***** RECORDS FOR PROCESSING

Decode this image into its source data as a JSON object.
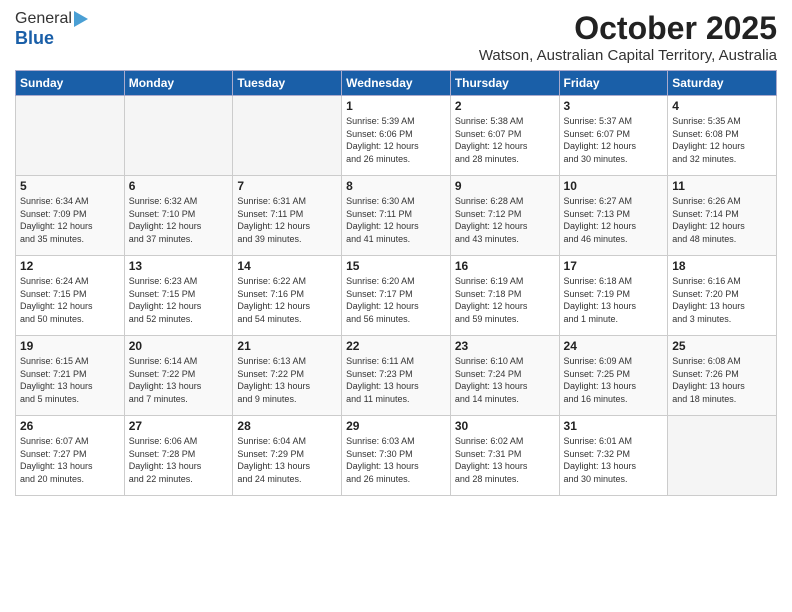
{
  "header": {
    "logo_general": "General",
    "logo_blue": "Blue",
    "month": "October 2025",
    "location": "Watson, Australian Capital Territory, Australia"
  },
  "weekdays": [
    "Sunday",
    "Monday",
    "Tuesday",
    "Wednesday",
    "Thursday",
    "Friday",
    "Saturday"
  ],
  "weeks": [
    [
      {
        "day": "",
        "info": ""
      },
      {
        "day": "",
        "info": ""
      },
      {
        "day": "",
        "info": ""
      },
      {
        "day": "1",
        "info": "Sunrise: 5:39 AM\nSunset: 6:06 PM\nDaylight: 12 hours\nand 26 minutes."
      },
      {
        "day": "2",
        "info": "Sunrise: 5:38 AM\nSunset: 6:07 PM\nDaylight: 12 hours\nand 28 minutes."
      },
      {
        "day": "3",
        "info": "Sunrise: 5:37 AM\nSunset: 6:07 PM\nDaylight: 12 hours\nand 30 minutes."
      },
      {
        "day": "4",
        "info": "Sunrise: 5:35 AM\nSunset: 6:08 PM\nDaylight: 12 hours\nand 32 minutes."
      }
    ],
    [
      {
        "day": "5",
        "info": "Sunrise: 6:34 AM\nSunset: 7:09 PM\nDaylight: 12 hours\nand 35 minutes."
      },
      {
        "day": "6",
        "info": "Sunrise: 6:32 AM\nSunset: 7:10 PM\nDaylight: 12 hours\nand 37 minutes."
      },
      {
        "day": "7",
        "info": "Sunrise: 6:31 AM\nSunset: 7:11 PM\nDaylight: 12 hours\nand 39 minutes."
      },
      {
        "day": "8",
        "info": "Sunrise: 6:30 AM\nSunset: 7:11 PM\nDaylight: 12 hours\nand 41 minutes."
      },
      {
        "day": "9",
        "info": "Sunrise: 6:28 AM\nSunset: 7:12 PM\nDaylight: 12 hours\nand 43 minutes."
      },
      {
        "day": "10",
        "info": "Sunrise: 6:27 AM\nSunset: 7:13 PM\nDaylight: 12 hours\nand 46 minutes."
      },
      {
        "day": "11",
        "info": "Sunrise: 6:26 AM\nSunset: 7:14 PM\nDaylight: 12 hours\nand 48 minutes."
      }
    ],
    [
      {
        "day": "12",
        "info": "Sunrise: 6:24 AM\nSunset: 7:15 PM\nDaylight: 12 hours\nand 50 minutes."
      },
      {
        "day": "13",
        "info": "Sunrise: 6:23 AM\nSunset: 7:15 PM\nDaylight: 12 hours\nand 52 minutes."
      },
      {
        "day": "14",
        "info": "Sunrise: 6:22 AM\nSunset: 7:16 PM\nDaylight: 12 hours\nand 54 minutes."
      },
      {
        "day": "15",
        "info": "Sunrise: 6:20 AM\nSunset: 7:17 PM\nDaylight: 12 hours\nand 56 minutes."
      },
      {
        "day": "16",
        "info": "Sunrise: 6:19 AM\nSunset: 7:18 PM\nDaylight: 12 hours\nand 59 minutes."
      },
      {
        "day": "17",
        "info": "Sunrise: 6:18 AM\nSunset: 7:19 PM\nDaylight: 13 hours\nand 1 minute."
      },
      {
        "day": "18",
        "info": "Sunrise: 6:16 AM\nSunset: 7:20 PM\nDaylight: 13 hours\nand 3 minutes."
      }
    ],
    [
      {
        "day": "19",
        "info": "Sunrise: 6:15 AM\nSunset: 7:21 PM\nDaylight: 13 hours\nand 5 minutes."
      },
      {
        "day": "20",
        "info": "Sunrise: 6:14 AM\nSunset: 7:22 PM\nDaylight: 13 hours\nand 7 minutes."
      },
      {
        "day": "21",
        "info": "Sunrise: 6:13 AM\nSunset: 7:22 PM\nDaylight: 13 hours\nand 9 minutes."
      },
      {
        "day": "22",
        "info": "Sunrise: 6:11 AM\nSunset: 7:23 PM\nDaylight: 13 hours\nand 11 minutes."
      },
      {
        "day": "23",
        "info": "Sunrise: 6:10 AM\nSunset: 7:24 PM\nDaylight: 13 hours\nand 14 minutes."
      },
      {
        "day": "24",
        "info": "Sunrise: 6:09 AM\nSunset: 7:25 PM\nDaylight: 13 hours\nand 16 minutes."
      },
      {
        "day": "25",
        "info": "Sunrise: 6:08 AM\nSunset: 7:26 PM\nDaylight: 13 hours\nand 18 minutes."
      }
    ],
    [
      {
        "day": "26",
        "info": "Sunrise: 6:07 AM\nSunset: 7:27 PM\nDaylight: 13 hours\nand 20 minutes."
      },
      {
        "day": "27",
        "info": "Sunrise: 6:06 AM\nSunset: 7:28 PM\nDaylight: 13 hours\nand 22 minutes."
      },
      {
        "day": "28",
        "info": "Sunrise: 6:04 AM\nSunset: 7:29 PM\nDaylight: 13 hours\nand 24 minutes."
      },
      {
        "day": "29",
        "info": "Sunrise: 6:03 AM\nSunset: 7:30 PM\nDaylight: 13 hours\nand 26 minutes."
      },
      {
        "day": "30",
        "info": "Sunrise: 6:02 AM\nSunset: 7:31 PM\nDaylight: 13 hours\nand 28 minutes."
      },
      {
        "day": "31",
        "info": "Sunrise: 6:01 AM\nSunset: 7:32 PM\nDaylight: 13 hours\nand 30 minutes."
      },
      {
        "day": "",
        "info": ""
      }
    ]
  ]
}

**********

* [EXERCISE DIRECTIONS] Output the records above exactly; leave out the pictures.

* [OUTPUT OF THE EXERCISE]
Decode this image into its source data as a JSON object.
{
  "header": {
    "logo_general": "General",
    "logo_blue": "Blue",
    "month": "October 2025",
    "location": "Watson, Australian Capital Territory, Australia"
  },
  "weekdays": [
    "Sunday",
    "Monday",
    "Tuesday",
    "Wednesday",
    "Thursday",
    "Friday",
    "Saturday"
  ],
  "weeks": [
    [
      {
        "day": "",
        "info": ""
      },
      {
        "day": "",
        "info": ""
      },
      {
        "day": "",
        "info": ""
      },
      {
        "day": "1",
        "info": "Sunrise: 5:39 AM\nSunset: 6:06 PM\nDaylight: 12 hours\nand 26 minutes."
      },
      {
        "day": "2",
        "info": "Sunrise: 5:38 AM\nSunset: 6:07 PM\nDaylight: 12 hours\nand 28 minutes."
      },
      {
        "day": "3",
        "info": "Sunrise: 5:37 AM\nSunset: 6:07 PM\nDaylight: 12 hours\nand 30 minutes."
      },
      {
        "day": "4",
        "info": "Sunrise: 5:35 AM\nSunset: 6:08 PM\nDaylight: 12 hours\nand 32 minutes."
      }
    ],
    [
      {
        "day": "5",
        "info": "Sunrise: 6:34 AM\nSunset: 7:09 PM\nDaylight: 12 hours\nand 35 minutes."
      },
      {
        "day": "6",
        "info": "Sunrise: 6:32 AM\nSunset: 7:10 PM\nDaylight: 12 hours\nand 37 minutes."
      },
      {
        "day": "7",
        "info": "Sunrise: 6:31 AM\nSunset: 7:11 PM\nDaylight: 12 hours\nand 39 minutes."
      },
      {
        "day": "8",
        "info": "Sunrise: 6:30 AM\nSunset: 7:11 PM\nDaylight: 12 hours\nand 41 minutes."
      },
      {
        "day": "9",
        "info": "Sunrise: 6:28 AM\nSunset: 7:12 PM\nDaylight: 12 hours\nand 43 minutes."
      },
      {
        "day": "10",
        "info": "Sunrise: 6:27 AM\nSunset: 7:13 PM\nDaylight: 12 hours\nand 46 minutes."
      },
      {
        "day": "11",
        "info": "Sunrise: 6:26 AM\nSunset: 7:14 PM\nDaylight: 12 hours\nand 48 minutes."
      }
    ],
    [
      {
        "day": "12",
        "info": "Sunrise: 6:24 AM\nSunset: 7:15 PM\nDaylight: 12 hours\nand 50 minutes."
      },
      {
        "day": "13",
        "info": "Sunrise: 6:23 AM\nSunset: 7:15 PM\nDaylight: 12 hours\nand 52 minutes."
      },
      {
        "day": "14",
        "info": "Sunrise: 6:22 AM\nSunset: 7:16 PM\nDaylight: 12 hours\nand 54 minutes."
      },
      {
        "day": "15",
        "info": "Sunrise: 6:20 AM\nSunset: 7:17 PM\nDaylight: 12 hours\nand 56 minutes."
      },
      {
        "day": "16",
        "info": "Sunrise: 6:19 AM\nSunset: 7:18 PM\nDaylight: 12 hours\nand 59 minutes."
      },
      {
        "day": "17",
        "info": "Sunrise: 6:18 AM\nSunset: 7:19 PM\nDaylight: 13 hours\nand 1 minute."
      },
      {
        "day": "18",
        "info": "Sunrise: 6:16 AM\nSunset: 7:20 PM\nDaylight: 13 hours\nand 3 minutes."
      }
    ],
    [
      {
        "day": "19",
        "info": "Sunrise: 6:15 AM\nSunset: 7:21 PM\nDaylight: 13 hours\nand 5 minutes."
      },
      {
        "day": "20",
        "info": "Sunrise: 6:14 AM\nSunset: 7:22 PM\nDaylight: 13 hours\nand 7 minutes."
      },
      {
        "day": "21",
        "info": "Sunrise: 6:13 AM\nSunset: 7:22 PM\nDaylight: 13 hours\nand 9 minutes."
      },
      {
        "day": "22",
        "info": "Sunrise: 6:11 AM\nSunset: 7:23 PM\nDaylight: 13 hours\nand 11 minutes."
      },
      {
        "day": "23",
        "info": "Sunrise: 6:10 AM\nSunset: 7:24 PM\nDaylight: 13 hours\nand 14 minutes."
      },
      {
        "day": "24",
        "info": "Sunrise: 6:09 AM\nSunset: 7:25 PM\nDaylight: 13 hours\nand 16 minutes."
      },
      {
        "day": "25",
        "info": "Sunrise: 6:08 AM\nSunset: 7:26 PM\nDaylight: 13 hours\nand 18 minutes."
      }
    ],
    [
      {
        "day": "26",
        "info": "Sunrise: 6:07 AM\nSunset: 7:27 PM\nDaylight: 13 hours\nand 20 minutes."
      },
      {
        "day": "27",
        "info": "Sunrise: 6:06 AM\nSunset: 7:28 PM\nDaylight: 13 hours\nand 22 minutes."
      },
      {
        "day": "28",
        "info": "Sunrise: 6:04 AM\nSunset: 7:29 PM\nDaylight: 13 hours\nand 24 minutes."
      },
      {
        "day": "29",
        "info": "Sunrise: 6:03 AM\nSunset: 7:30 PM\nDaylight: 13 hours\nand 26 minutes."
      },
      {
        "day": "30",
        "info": "Sunrise: 6:02 AM\nSunset: 7:31 PM\nDaylight: 13 hours\nand 28 minutes."
      },
      {
        "day": "31",
        "info": "Sunrise: 6:01 AM\nSunset: 7:32 PM\nDaylight: 13 hours\nand 30 minutes."
      },
      {
        "day": "",
        "info": ""
      }
    ]
  ]
}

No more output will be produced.